"Data-Driven Thinking" is written by members of the media community and contains fresh ideas on the digital revolution in media.
Today’s column is written by Jim Parkinson, chief digital officer at Valassis.
I don't come from this media world, so I learn something almost every day.
What I’ve recently found very interesting is the intersection between computer science and media delivery. There is this fairly complex and interesting relationship among data, technology, media and analytics that we all optimize to gain advantage. These interactions all change at a fairly high rate of frequency and create opportunities to succeed and fail fairly regularly. The other interesting function to this equation is the way clients buy digital advertising. This is truly a market where opportunity is the mother of invention, not necessity.
Take location-based advertising – this year’s phrase that pays. While many people play in this space, the most important driver is the technology that we all consume every day, including our cars, cell phones, computers, tablets and games. A pattern forms fairly quickly when you start mapping people's physical traffic. In order to drive advantage, you have to focus not so much on the pattern but what the pattern tells us about you and the people around you. As we watch these patterns and compare them to patterns of others, we start to predict how you might proceed and what you might care about given where you are.
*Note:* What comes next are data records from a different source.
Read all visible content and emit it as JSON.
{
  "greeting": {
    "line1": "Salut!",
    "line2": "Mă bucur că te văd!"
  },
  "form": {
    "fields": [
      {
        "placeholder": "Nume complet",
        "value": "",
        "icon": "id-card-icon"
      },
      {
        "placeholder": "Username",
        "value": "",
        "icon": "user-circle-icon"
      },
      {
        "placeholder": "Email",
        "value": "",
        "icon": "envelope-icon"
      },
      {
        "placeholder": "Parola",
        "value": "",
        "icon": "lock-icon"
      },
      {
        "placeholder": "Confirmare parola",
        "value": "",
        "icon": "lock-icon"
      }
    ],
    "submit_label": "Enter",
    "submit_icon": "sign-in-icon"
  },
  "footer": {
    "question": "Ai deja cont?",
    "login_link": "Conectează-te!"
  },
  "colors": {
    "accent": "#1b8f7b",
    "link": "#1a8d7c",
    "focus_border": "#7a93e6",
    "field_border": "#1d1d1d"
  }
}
With the addition of computer science, we have to figure out all of the above in a matter of a few clock ticks using data from the machines we are using.
A Moore's Law For Advertising?
How fast is that? One gigahertz is equal to a 1 billion cycles per second. A clock tick is a measure of work by a CPU, which is called a cycle. Does this mean we should have a Moore's Law for digital advertising? I doubt that is possible given the intersections we have described, and measurement is purely subjective based on the desired actions at this point. However, David McMullen did a fairly nice job describing the problem in his March 2012 article, "Moore's Law Meets The CMO."
We see the clear intersection of data (where you are, where you have been), media (are you on a phone or tablet?), analytics (what will you care about?) and technology (make a decision, get the media, get the creative). It sounds simple until you try to successfully do it billions of times an hour.
This is why digital advertising is so interesting to computer scientists: It is the ultimate lab to figure out how to teach a machine to learn, and then act upon that learning in near real time.
When Failure Is OK
The acceptance of failure rates opens the door for another technology advancement. No other vein of computer science could embrace such a high failure rate. This opens the door to solving massive computer science problems. Big data would be nowhere without advertising. I would argue that most of the file system and database innovations are a direct result of these and other advertising media intersections. We will continue to enhance our near real-time analytics and machine decisions as the opportunity grows. Machine learning is coming alive again as a discipline in engineering circles.
Connection and memory technology will need to continue to evolve as the problems grow and geographic distribution continues to expand.
Tackling The Human Dimension
While the laws of math and physics, ethics and the opportunity to understand humans will always challenge us, behavior and the impacts on the behavior grow exponentially. Really, when we understand this intersection we are really trying to understand and predict: "What do you care about, based on where you are, and what will modify your behavior?”
There is no limit to what we can learn and what problems we will solve for brands that want to use digital media. This intersection will drive advertising and technology at a rate few other markets have seen. It forces engineers to build machines and software that are rivaled only by the human brain in their complexity and speed at which they must act.
The limiting factor will be good ethics, rather than science. Just because we can, should we?
That is a question for another day.